- February 15, 2013
Post submitted by Jennifer Pike, HRC Policy & Strategy Coordinator
Yesterday, Senator Frank Lautenberg (D-NJ) and Representative Barbara Lee (D-CA) reintroduced the Real Education for Healthy Youth Act. This legislation would provide youth and young adults with comprehensive and inclusive sex education, replacing ineffective and medically inaccurate abstinence-only programs.
Current abstinence-only-until-marriage sex education programs often exclude, or even denigrate, lesbian, gay, bisexual and transgender (LGBT) students. These programs are prohibited by law from discussing contraceptive use and exclude by design LGBT youth because marriage is unavailable to LGBT individuals in most states.
The Real Education for Healthy Youth Act would provide grants for comprehensive sex education to public or private entities that focus on adolescent health and education or have experience with training sex educators. Funding would also be provided for teacher training on sex education. The bill would require, rather than merely encourage, inclusiveness of LGBT youth in sex education. It would also prohibit federal funding of programs that are medically inaccurate and unresponsive to the needs of LGBT youth.
Every year, 50,000 Americans are infected with HIV, and youth and young adults ages 13 to 29 comprise one-third of those infections. Under the Real Education for Healthy Youth Act, federal funding would be prohibited for any programs that withhold information about HIV, are medically inaccurate or proven ineffective, promote gender stereotypes, are insensitive and unresponsive to the needs of LGBT youth, or are inconsistent with ethical imperatives of medicine and public health.

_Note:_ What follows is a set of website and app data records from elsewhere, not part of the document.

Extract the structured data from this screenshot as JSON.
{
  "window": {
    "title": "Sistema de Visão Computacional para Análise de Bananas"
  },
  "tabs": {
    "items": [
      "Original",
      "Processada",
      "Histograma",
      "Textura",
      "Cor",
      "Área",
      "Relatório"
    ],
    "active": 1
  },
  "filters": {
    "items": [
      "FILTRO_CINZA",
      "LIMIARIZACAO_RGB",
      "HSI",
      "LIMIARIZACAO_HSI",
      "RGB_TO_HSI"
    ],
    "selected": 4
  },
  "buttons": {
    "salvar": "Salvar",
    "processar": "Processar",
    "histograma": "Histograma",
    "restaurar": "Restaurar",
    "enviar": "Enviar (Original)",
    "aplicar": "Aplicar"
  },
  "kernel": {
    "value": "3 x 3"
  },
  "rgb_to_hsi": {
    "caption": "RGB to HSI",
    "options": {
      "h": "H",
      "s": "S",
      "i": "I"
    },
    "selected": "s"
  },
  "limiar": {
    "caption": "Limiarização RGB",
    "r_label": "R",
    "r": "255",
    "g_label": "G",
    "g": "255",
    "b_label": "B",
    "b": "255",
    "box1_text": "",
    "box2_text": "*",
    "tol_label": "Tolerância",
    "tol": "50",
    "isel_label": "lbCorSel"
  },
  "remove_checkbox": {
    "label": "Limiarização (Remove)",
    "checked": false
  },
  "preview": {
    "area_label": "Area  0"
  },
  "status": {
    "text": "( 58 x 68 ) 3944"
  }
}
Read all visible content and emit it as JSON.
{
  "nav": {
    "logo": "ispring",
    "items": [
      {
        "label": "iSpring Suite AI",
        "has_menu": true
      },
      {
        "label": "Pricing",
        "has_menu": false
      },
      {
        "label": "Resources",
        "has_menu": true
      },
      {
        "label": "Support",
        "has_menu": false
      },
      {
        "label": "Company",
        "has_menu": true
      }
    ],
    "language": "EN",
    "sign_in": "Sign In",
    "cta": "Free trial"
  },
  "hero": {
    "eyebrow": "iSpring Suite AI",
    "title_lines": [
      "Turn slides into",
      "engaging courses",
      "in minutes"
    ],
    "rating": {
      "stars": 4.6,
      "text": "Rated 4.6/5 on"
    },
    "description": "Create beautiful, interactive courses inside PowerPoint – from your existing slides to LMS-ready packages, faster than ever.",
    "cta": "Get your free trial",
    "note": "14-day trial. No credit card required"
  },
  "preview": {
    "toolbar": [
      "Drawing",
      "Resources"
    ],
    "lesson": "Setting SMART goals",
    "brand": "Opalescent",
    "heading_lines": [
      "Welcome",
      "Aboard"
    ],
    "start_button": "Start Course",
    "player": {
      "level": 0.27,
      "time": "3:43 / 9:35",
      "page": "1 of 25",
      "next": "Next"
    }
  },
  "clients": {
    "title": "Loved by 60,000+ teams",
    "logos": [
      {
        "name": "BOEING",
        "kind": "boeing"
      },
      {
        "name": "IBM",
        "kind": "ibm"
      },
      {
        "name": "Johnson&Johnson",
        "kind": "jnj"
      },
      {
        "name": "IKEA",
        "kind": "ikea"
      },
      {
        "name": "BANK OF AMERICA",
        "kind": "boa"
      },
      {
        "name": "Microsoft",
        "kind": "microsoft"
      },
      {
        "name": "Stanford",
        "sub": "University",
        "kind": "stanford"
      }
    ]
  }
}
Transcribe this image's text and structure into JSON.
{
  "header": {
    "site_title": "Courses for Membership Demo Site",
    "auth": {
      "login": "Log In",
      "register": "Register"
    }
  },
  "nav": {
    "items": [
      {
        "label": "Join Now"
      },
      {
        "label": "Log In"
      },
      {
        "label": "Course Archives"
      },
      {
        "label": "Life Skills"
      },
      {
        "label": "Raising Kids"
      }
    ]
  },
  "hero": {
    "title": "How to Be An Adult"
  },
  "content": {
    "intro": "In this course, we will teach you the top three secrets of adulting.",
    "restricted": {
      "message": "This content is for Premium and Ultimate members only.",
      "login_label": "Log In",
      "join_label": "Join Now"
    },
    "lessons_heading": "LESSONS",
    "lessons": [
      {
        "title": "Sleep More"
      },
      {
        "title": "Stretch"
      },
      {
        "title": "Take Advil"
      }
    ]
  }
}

The goals of the legislation include preventing unintended pregnancy, sexually transmitted infections, sexual abuse, dating violence, bullying, and harassment. The program also seeks to promote healthy relationships and aims to uphold the rights of youth to accurate information about sexual health. The Human Rights Campaign agrees that we must ensure that our youth are receiving comprehensive, medically accurate information so that they can make informed, responsible life decisions.